Records for this task:

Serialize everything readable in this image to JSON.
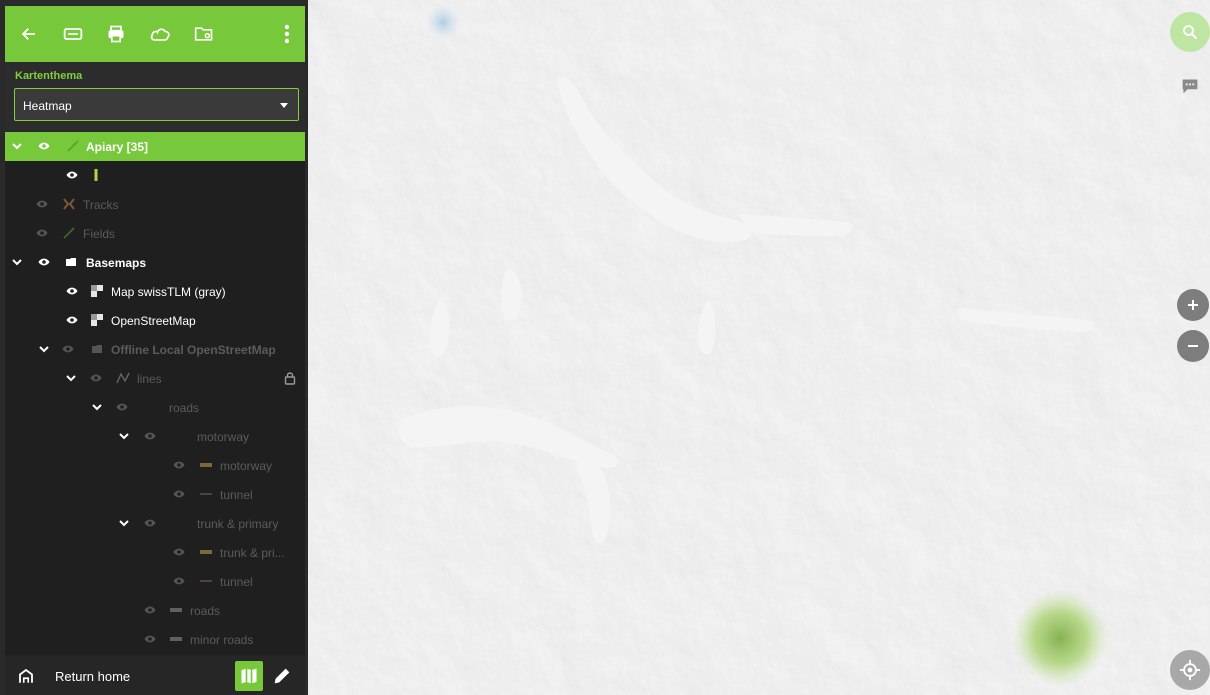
{
  "toolbar": {
    "icons": [
      "back-arrow-icon",
      "tag-icon",
      "print-icon",
      "cloud-icon",
      "folder-settings-icon",
      "more-vert-icon"
    ]
  },
  "theme": {
    "label": "Kartenthema",
    "selected": "Heatmap"
  },
  "layers": [
    {
      "label": "Apiary [35]",
      "icon": "line-icon",
      "state": "selected",
      "expanded": true
    },
    {
      "label": "",
      "icon": "marker-bar-icon",
      "state": "on"
    },
    {
      "label": "Tracks",
      "icon": "track-icon",
      "state": "off"
    },
    {
      "label": "Fields",
      "icon": "line-icon",
      "state": "off"
    },
    {
      "label": "Basemaps",
      "icon": "folder-icon",
      "state": "on",
      "expanded": true
    },
    {
      "label": "Map swissTLM (gray)",
      "icon": "tile-layer-icon",
      "state": "on"
    },
    {
      "label": "OpenStreetMap",
      "icon": "tile-layer-icon",
      "state": "on"
    },
    {
      "label": "Offline Local OpenStreetMap",
      "icon": "folder-icon",
      "state": "off",
      "expanded": true
    },
    {
      "label": "lines",
      "icon": "vector-line-icon",
      "state": "off",
      "expanded": true,
      "locked": true
    },
    {
      "label": "roads",
      "icon": "",
      "state": "off",
      "expanded": true
    },
    {
      "label": "motorway",
      "icon": "",
      "state": "off",
      "expanded": true
    },
    {
      "label": "motorway",
      "icon": "line-swatch-icon",
      "state": "off"
    },
    {
      "label": "tunnel",
      "icon": "line-swatch-icon",
      "state": "off"
    },
    {
      "label": "trunk & primary",
      "icon": "",
      "state": "off",
      "expanded": true
    },
    {
      "label": "trunk & pri...",
      "icon": "line-swatch-icon",
      "state": "off"
    },
    {
      "label": "tunnel",
      "icon": "line-swatch-icon",
      "state": "off"
    },
    {
      "label": "roads",
      "icon": "line-swatch-icon",
      "state": "off"
    },
    {
      "label": "minor roads",
      "icon": "line-swatch-icon",
      "state": "off"
    }
  ],
  "bottom": {
    "home_label": "Return home"
  },
  "map_controls": {
    "zoom_in": "+",
    "zoom_out": "−"
  },
  "colors": {
    "accent": "#77c83a",
    "sidebar": "#1f1f1f",
    "map_base": "#e9e9e9",
    "heat_blob": "#9ecc6a"
  }
}
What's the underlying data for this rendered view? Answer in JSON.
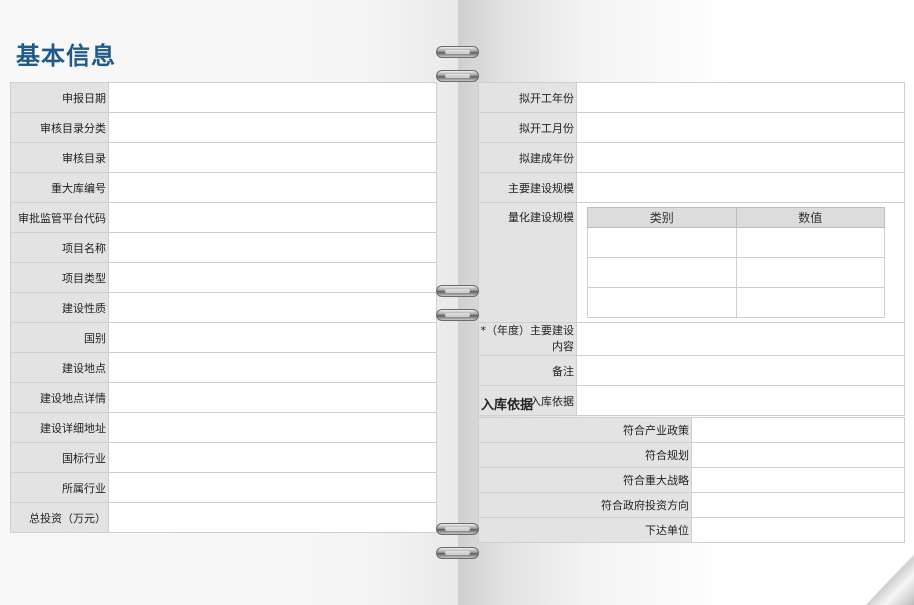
{
  "page_title": "基本信息",
  "left_fields": [
    {
      "label": "申报日期"
    },
    {
      "label": "审核目录分类"
    },
    {
      "label": "审核目录"
    },
    {
      "label": "重大库编号"
    },
    {
      "label": "审批监管平台代码"
    },
    {
      "label": "项目名称"
    },
    {
      "label": "项目类型"
    },
    {
      "label": "建设性质"
    },
    {
      "label": "国别"
    },
    {
      "label": "建设地点"
    },
    {
      "label": "建设地点详情"
    },
    {
      "label": "建设详细地址"
    },
    {
      "label": "国标行业"
    },
    {
      "label": "所属行业"
    },
    {
      "label": "总投资（万元）"
    }
  ],
  "right_fields": {
    "start_year": "拟开工年份",
    "start_month": "拟开工月份",
    "completion_year": "拟建成年份",
    "main_scale": "主要建设规模",
    "quantified_scale": "量化建设规模",
    "annual_content_line1": "*（年度）主要建设",
    "annual_content_line2": "内容",
    "remark": "备注",
    "storage_basis": "入库依据"
  },
  "quantified_table": {
    "headers": [
      "类别",
      "数值"
    ],
    "rows": [
      [
        "",
        ""
      ],
      [
        "",
        ""
      ],
      [
        "",
        ""
      ]
    ]
  },
  "basis_section": {
    "title": "入库依据",
    "fields": [
      {
        "label": "符合产业政策"
      },
      {
        "label": "符合规划"
      },
      {
        "label": "符合重大战略"
      },
      {
        "label": "符合政府投资方向"
      },
      {
        "label": "下达单位"
      }
    ]
  }
}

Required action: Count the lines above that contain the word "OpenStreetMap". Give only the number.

Finished exercise: 2